## What is expected
The response should contain every record, reproduced exactly.

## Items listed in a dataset
***

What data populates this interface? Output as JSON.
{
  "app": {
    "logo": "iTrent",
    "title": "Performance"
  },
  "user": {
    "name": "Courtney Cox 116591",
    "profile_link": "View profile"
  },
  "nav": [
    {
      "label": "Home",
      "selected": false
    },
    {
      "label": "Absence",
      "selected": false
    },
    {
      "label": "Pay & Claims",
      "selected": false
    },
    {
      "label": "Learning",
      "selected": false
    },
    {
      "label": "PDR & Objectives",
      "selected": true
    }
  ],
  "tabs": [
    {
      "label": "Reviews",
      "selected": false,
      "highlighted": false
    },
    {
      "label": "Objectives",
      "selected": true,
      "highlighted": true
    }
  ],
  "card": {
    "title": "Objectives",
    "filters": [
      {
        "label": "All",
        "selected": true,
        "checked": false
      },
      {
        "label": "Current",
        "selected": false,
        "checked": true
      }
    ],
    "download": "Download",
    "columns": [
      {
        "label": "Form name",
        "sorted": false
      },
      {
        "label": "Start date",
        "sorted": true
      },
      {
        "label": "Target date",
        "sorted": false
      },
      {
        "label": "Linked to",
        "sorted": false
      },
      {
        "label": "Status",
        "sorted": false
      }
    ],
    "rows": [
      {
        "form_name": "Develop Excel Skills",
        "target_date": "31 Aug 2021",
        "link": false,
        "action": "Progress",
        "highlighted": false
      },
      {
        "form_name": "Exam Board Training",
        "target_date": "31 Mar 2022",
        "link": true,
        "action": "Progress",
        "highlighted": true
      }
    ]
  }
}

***

## Exercise response
What data populates this interface? Output as JSON.
{
  "app": {
    "logo": "iTrent",
    "title": "Performance"
  },
  "user": {
    "name": "Courtney Cox 116591",
    "profile_link": "View profile"
  },
  "nav": [
    {
      "label": "Home",
      "selected": false
    },
    {
      "label": "Absence",
      "selected": false
    },
    {
      "label": "Pay & Claims",
      "selected": false
    },
    {
      "label": "Learning",
      "selected": false
    },
    {
      "label": "PDR & Objectives",
      "selected": true
    }
  ],
  "tabs": [
    {
      "label": "Reviews",
      "selected": false,
      "highlighted": false
    },
    {
      "label": "Objectives",
      "selected": true,
      "highlighted": true
    }
  ],
  "card": {
    "title": "Objectives",
    "filters": [
      {
        "label": "All",
        "selected": true,
        "checked": false
      },
      {
        "label": "Current",
        "selected": false,
        "checked": true
      }
    ],
    "download": "Download",
    "columns": [
      {
        "label": "Form name",
        "sorted": false
      },
      {
        "label": "Start date",
        "sorted": true
      },
      {
        "label": "Target date",
        "sorted": false
      },
      {
        "label": "Linked to",
        "sorted": false
      },
      {
        "label": "Status",
        "sorted": false
      }
    ],
    "rows": [
      {
        "form_name": "Develop Excel Skills",
        "target_date": "31 Aug 2021",
        "link": false,
        "action": "Progress",
        "highlighted": false
      },
      {
        "form_name": "Exam Board Training",
        "target_date": "31 Mar 2022",
        "link": true,
        "action": "Progress",
        "highlighted": true
      }
    ]
  }
}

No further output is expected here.